### TASK:
Find the lines of the material below that include the string "love", then copy each one.

### INPUT:
- Opening Delimiter -
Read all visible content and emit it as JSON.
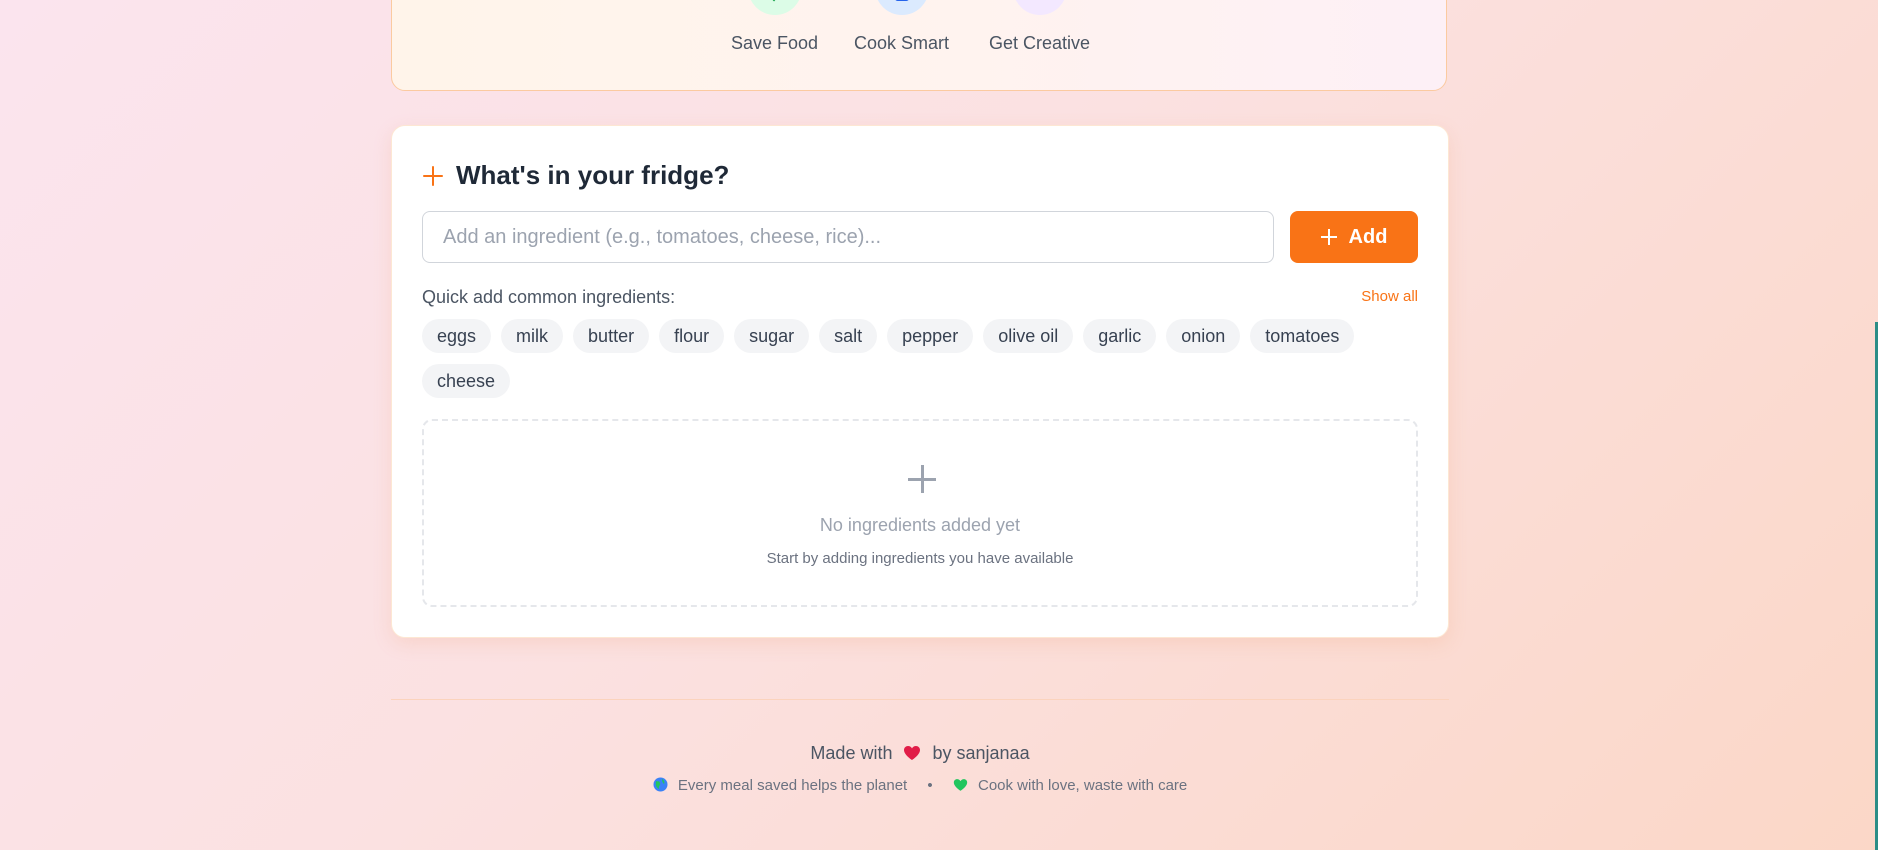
{
  "hero": {
    "features": [
      {
        "label": "Save Food",
        "icon": "check-icon",
        "color": "#dcfce7",
        "glyph_color": "#16a34a"
      },
      {
        "label": "Cook Smart",
        "icon": "book-icon",
        "color": "#dbeafe",
        "glyph_color": "#2563eb"
      },
      {
        "label": "Get Creative",
        "icon": "lightbulb-icon",
        "color": "#f3e8ff",
        "glyph_color": "#9333ea"
      }
    ]
  },
  "fridge": {
    "title": "What's in your fridge?",
    "input_placeholder": "Add an ingredient (e.g., tomatoes, cheese, rice)...",
    "input_value": "",
    "add_label": "Add",
    "quick_label": "Quick add common ingredients:",
    "show_all_label": "Show all",
    "chips": [
      "eggs",
      "milk",
      "butter",
      "flour",
      "sugar",
      "salt",
      "pepper",
      "olive oil",
      "garlic",
      "onion",
      "tomatoes",
      "cheese"
    ],
    "empty_title": "No ingredients added yet",
    "empty_subtitle": "Start by adding ingredients you have available"
  },
  "footer": {
    "made_with": "Made with",
    "by": "by sanjanaa",
    "tagline_1": "Every meal saved helps the planet",
    "separator": "•",
    "tagline_2": "Cook with love, waste with care"
  },
  "colors": {
    "accent": "#f97316",
    "heart": "#e11d48"
  }
}
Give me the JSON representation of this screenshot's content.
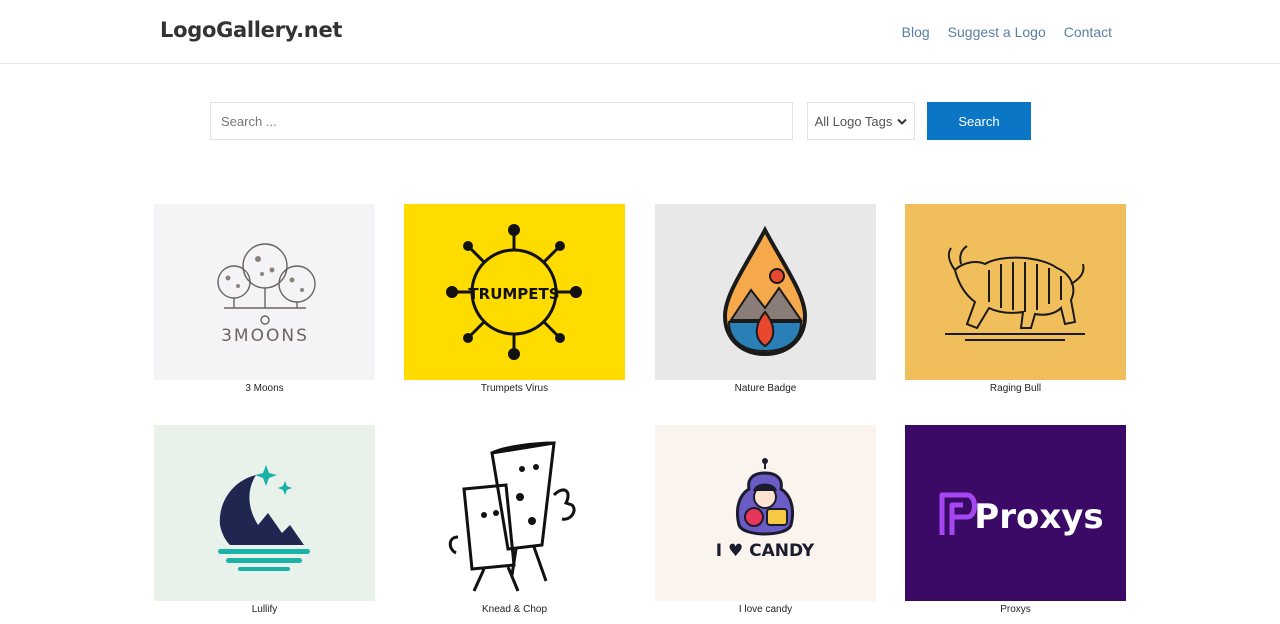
{
  "header": {
    "brand": "LogoGallery.net",
    "nav": [
      "Blog",
      "Suggest a Logo",
      "Contact"
    ]
  },
  "search": {
    "placeholder": "Search ...",
    "tag_select": "All Logo Tags",
    "button": "Search"
  },
  "logos": [
    {
      "title": "3 Moons",
      "bg": "#f4f4f6",
      "icon": "three-moons-trees-icon",
      "wordmark": "3MOONS"
    },
    {
      "title": "Trumpets Virus",
      "bg": "#fedc00",
      "icon": "trumpets-virus-icon",
      "wordmark": "TRUMPETS"
    },
    {
      "title": "Nature Badge",
      "bg": "#e8e8e8",
      "icon": "nature-badge-drop-icon"
    },
    {
      "title": "Raging Bull",
      "bg": "#f1be5c",
      "icon": "raging-bull-icon"
    },
    {
      "title": "Lullify",
      "bg": "#e8f2ea",
      "icon": "lullify-moon-boat-icon"
    },
    {
      "title": "Knead & Chop",
      "bg": "#ffffff",
      "icon": "knead-chop-pizza-icon"
    },
    {
      "title": "I love candy",
      "bg": "#faf3ee",
      "icon": "i-love-candy-icon",
      "wordmark": "I ♥ CANDY"
    },
    {
      "title": "Proxys",
      "bg": "#3a0a66",
      "icon": "proxys-p-icon",
      "wordmark": "Proxys"
    }
  ],
  "colors": {
    "nav_link": "#5a7fa6",
    "search_button": "#0b76c5",
    "lullify_teal": "#1ab3a8",
    "lullify_navy": "#1f2650",
    "proxys_purple": "#a646f0"
  }
}
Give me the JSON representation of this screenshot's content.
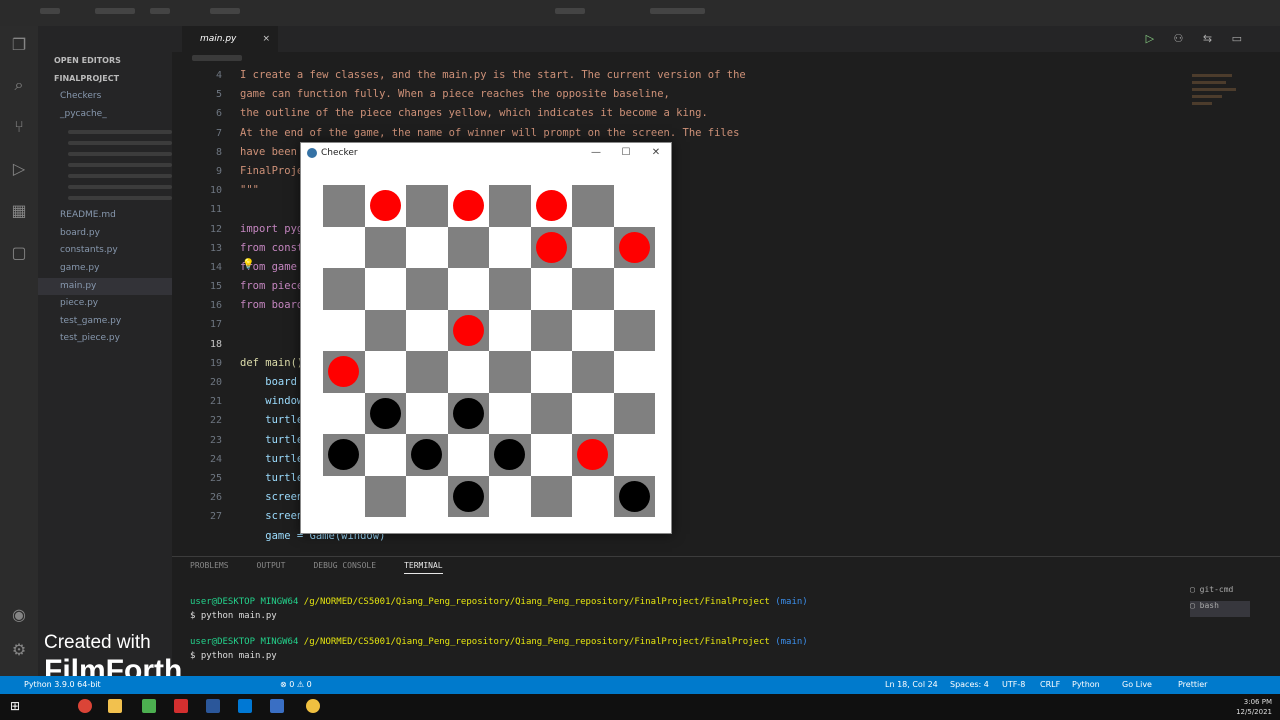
{
  "vscode": {
    "explorer": {
      "open_editors": "OPEN EDITORS",
      "project": "FINALPROJECT",
      "items": [
        {
          "label": "Checkers",
          "sel": false
        },
        {
          "label": "_pycache_",
          "sel": false
        },
        {
          "label": "",
          "sel": false
        },
        {
          "label": "",
          "sel": false
        },
        {
          "label": "",
          "sel": false
        },
        {
          "label": "",
          "sel": false
        },
        {
          "label": "",
          "sel": false
        },
        {
          "label": "",
          "sel": false
        },
        {
          "label": "",
          "sel": false
        },
        {
          "label": "README.md",
          "sel": false
        },
        {
          "label": "board.py",
          "sel": false
        },
        {
          "label": "constants.py",
          "sel": false
        },
        {
          "label": "game.py",
          "sel": false
        },
        {
          "label": "main.py",
          "sel": true
        },
        {
          "label": "piece.py",
          "sel": false
        },
        {
          "label": "test_game.py",
          "sel": false
        },
        {
          "label": "test_piece.py",
          "sel": false
        }
      ]
    },
    "tab": {
      "label": "main.py",
      "close": "×"
    },
    "gutter": [
      "4",
      "5",
      "6",
      "7",
      "8",
      "9",
      "10",
      "11",
      "12",
      "13",
      "14",
      "15",
      "16",
      "17",
      "18",
      "19",
      "20",
      "21",
      "22",
      "23",
      "24",
      "25",
      "26",
      "27"
    ],
    "code_lines": [
      {
        "cls": "str",
        "text": "I create a few classes, and the main.py is the start. The current version of the"
      },
      {
        "cls": "str",
        "text": "game can function fully. When a piece reaches the opposite baseline,"
      },
      {
        "cls": "str",
        "text": "the outline of the piece changes yellow, which indicates it become a king."
      },
      {
        "cls": "str",
        "text": "At the end of the game, the name of winner will prompt on the screen. The files"
      },
      {
        "cls": "str",
        "text": "have been uploaded to my github Qiang_Peng_repository"
      },
      {
        "cls": "str",
        "text": "FinalProject"
      },
      {
        "cls": "str",
        "text": "\"\"\""
      },
      {
        "cls": "",
        "text": ""
      },
      {
        "cls": "kw",
        "text": "import pygame"
      },
      {
        "cls": "kw",
        "text": "from constants import WIDTH, HEIGHT"
      },
      {
        "cls": "kw",
        "text": "from game import Game"
      },
      {
        "cls": "kw",
        "text": "from piece import Piece"
      },
      {
        "cls": "kw",
        "text": "from board import Board"
      },
      {
        "cls": "",
        "text": ""
      },
      {
        "cls": "",
        "text": ""
      },
      {
        "cls": "fn",
        "text": "def main():"
      },
      {
        "cls": "var",
        "text": "    board = Board()"
      },
      {
        "cls": "var",
        "text": "    window = pygame.display.set_mode((WIDTH, HEIGHT))"
      },
      {
        "cls": "var",
        "text": "    turtle = Turtle()"
      },
      {
        "cls": "var",
        "text": "    turtle.hideturtle()"
      },
      {
        "cls": "var",
        "text": "    turtle.penup()"
      },
      {
        "cls": "var",
        "text": "    turtle.speed(0)"
      },
      {
        "cls": "var",
        "text": "    screen = turtle.getscreen()"
      },
      {
        "cls": "var",
        "text": "    screen.bgcolor('white')"
      },
      {
        "cls": "var",
        "text": "    game = Game(window)"
      }
    ],
    "panel": {
      "tabs": [
        "PROBLEMS",
        "OUTPUT",
        "DEBUG CONSOLE",
        "TERMINAL"
      ],
      "active_tab": "TERMINAL",
      "shell_options": [
        "git-cmd",
        "bash"
      ],
      "line1_user": "user@DESKTOP MINGW64",
      "line1_path": "/g/NORMED/CS5001/Qiang_Peng_repository/Qiang_Peng_repository/FinalProject/FinalProject",
      "line1_branch": "(main)",
      "line2": "$ python main.py",
      "line3_user": "user@DESKTOP MINGW64",
      "line3_path": "/g/NORMED/CS5001/Qiang_Peng_repository/Qiang_Peng_repository/FinalProject/FinalProject",
      "line3_branch": "(main)",
      "line4": "$ python main.py"
    },
    "status": {
      "left": "Python 3.9.0 64-bit",
      "problems": "⊗ 0 ⚠ 0",
      "position": "Ln 18, Col 24",
      "spaces": "Spaces: 4",
      "encoding": "UTF-8",
      "eol": "CRLF",
      "language": "Python",
      "live": "Go Live",
      "prettier": "Prettier"
    },
    "clock": {
      "time": "3:06 PM",
      "date": "12/5/2021"
    }
  },
  "watermark": {
    "line1": "Created with",
    "line2": "FilmForth"
  },
  "checker_window": {
    "title": "Checker",
    "minimize": "—",
    "maximize": "☐",
    "close": "✕",
    "colors": {
      "dark": "#808080",
      "light": "#ffffff",
      "red": "#ff0000",
      "black": "#000000"
    },
    "board": [
      [
        ".",
        "r",
        ".",
        "r",
        ".",
        "r",
        ".",
        "."
      ],
      [
        ".",
        ".",
        ".",
        ".",
        ".",
        "r",
        ".",
        "r"
      ],
      [
        ".",
        ".",
        ".",
        ".",
        ".",
        ".",
        ".",
        "."
      ],
      [
        ".",
        ".",
        ".",
        "r",
        ".",
        ".",
        ".",
        "."
      ],
      [
        "r",
        ".",
        ".",
        ".",
        ".",
        ".",
        ".",
        "."
      ],
      [
        ".",
        "b",
        ".",
        "b",
        ".",
        ".",
        ".",
        "."
      ],
      [
        "b",
        ".",
        "b",
        ".",
        "b",
        ".",
        "r",
        "."
      ],
      [
        ".",
        ".",
        ".",
        "b",
        ".",
        ".",
        ".",
        "b"
      ]
    ]
  }
}
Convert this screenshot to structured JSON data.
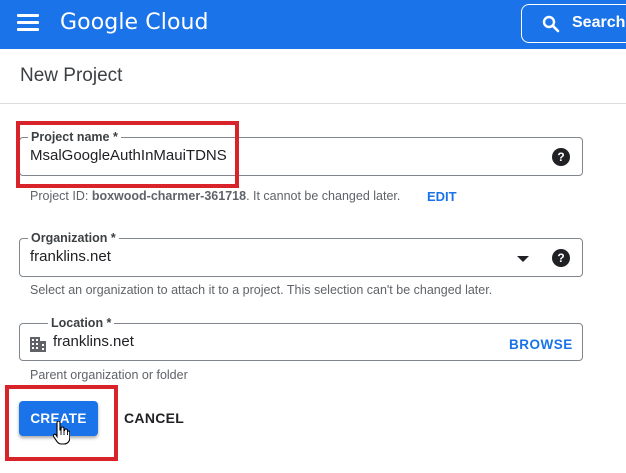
{
  "header": {
    "brand": "Google Cloud",
    "search_label": "Search",
    "menu_icon": "hamburger-menu-icon",
    "search_icon": "search-icon"
  },
  "page": {
    "title": "New Project"
  },
  "project_name": {
    "label": "Project name *",
    "value": "MsalGoogleAuthInMauiTDNS",
    "hint_prefix": "Project ID: ",
    "project_id": "boxwood-charmer-361718",
    "hint_suffix": ". It cannot be changed later.",
    "edit_label": "EDIT"
  },
  "organization": {
    "label": "Organization *",
    "value": "franklins.net",
    "hint": "Select an organization to attach it to a project. This selection can't be changed later."
  },
  "location": {
    "label": "Location *",
    "value": "franklins.net",
    "browse_label": "BROWSE",
    "hint": "Parent organization or folder"
  },
  "actions": {
    "create_label": "CREATE",
    "cancel_label": "CANCEL"
  },
  "colors": {
    "brand_blue": "#1a73e8",
    "annotation_red": "#d9232a"
  }
}
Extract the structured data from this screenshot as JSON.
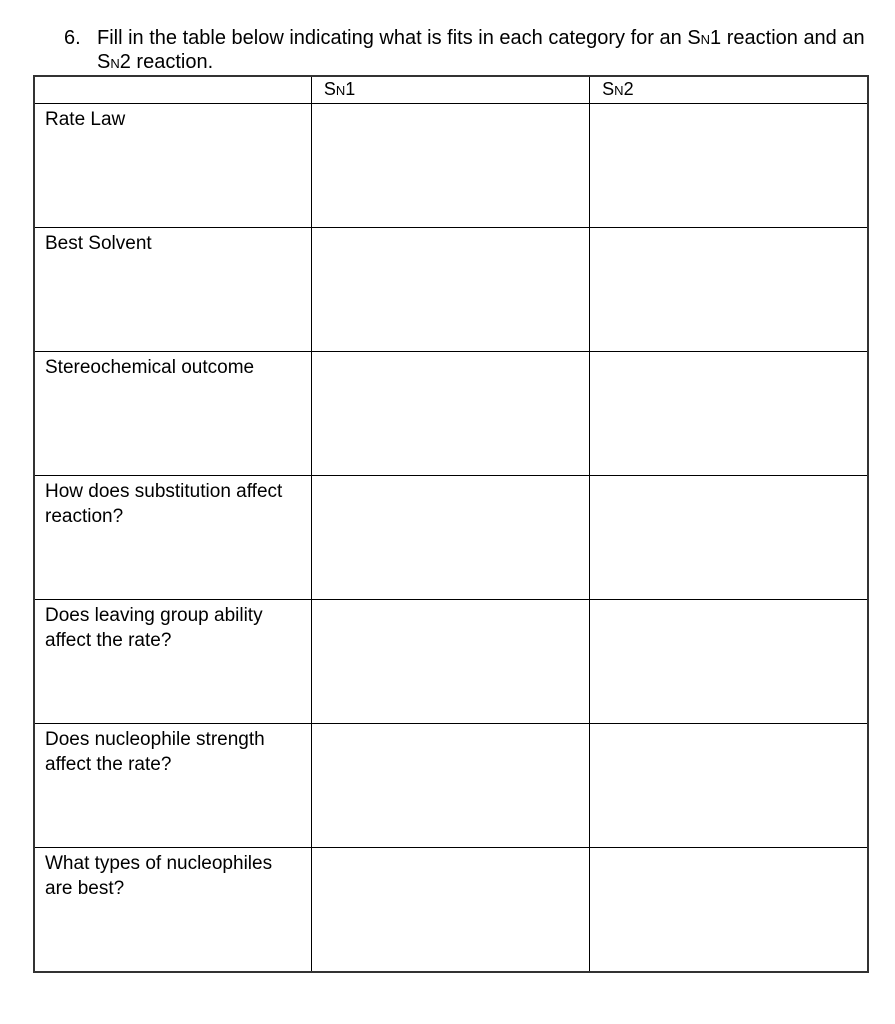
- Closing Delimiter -
### TASK ANSWER:
    "tagline_2": "Cook with love, waste with care"
      "title": "I love candy",
      "icon": "i-love-candy-icon",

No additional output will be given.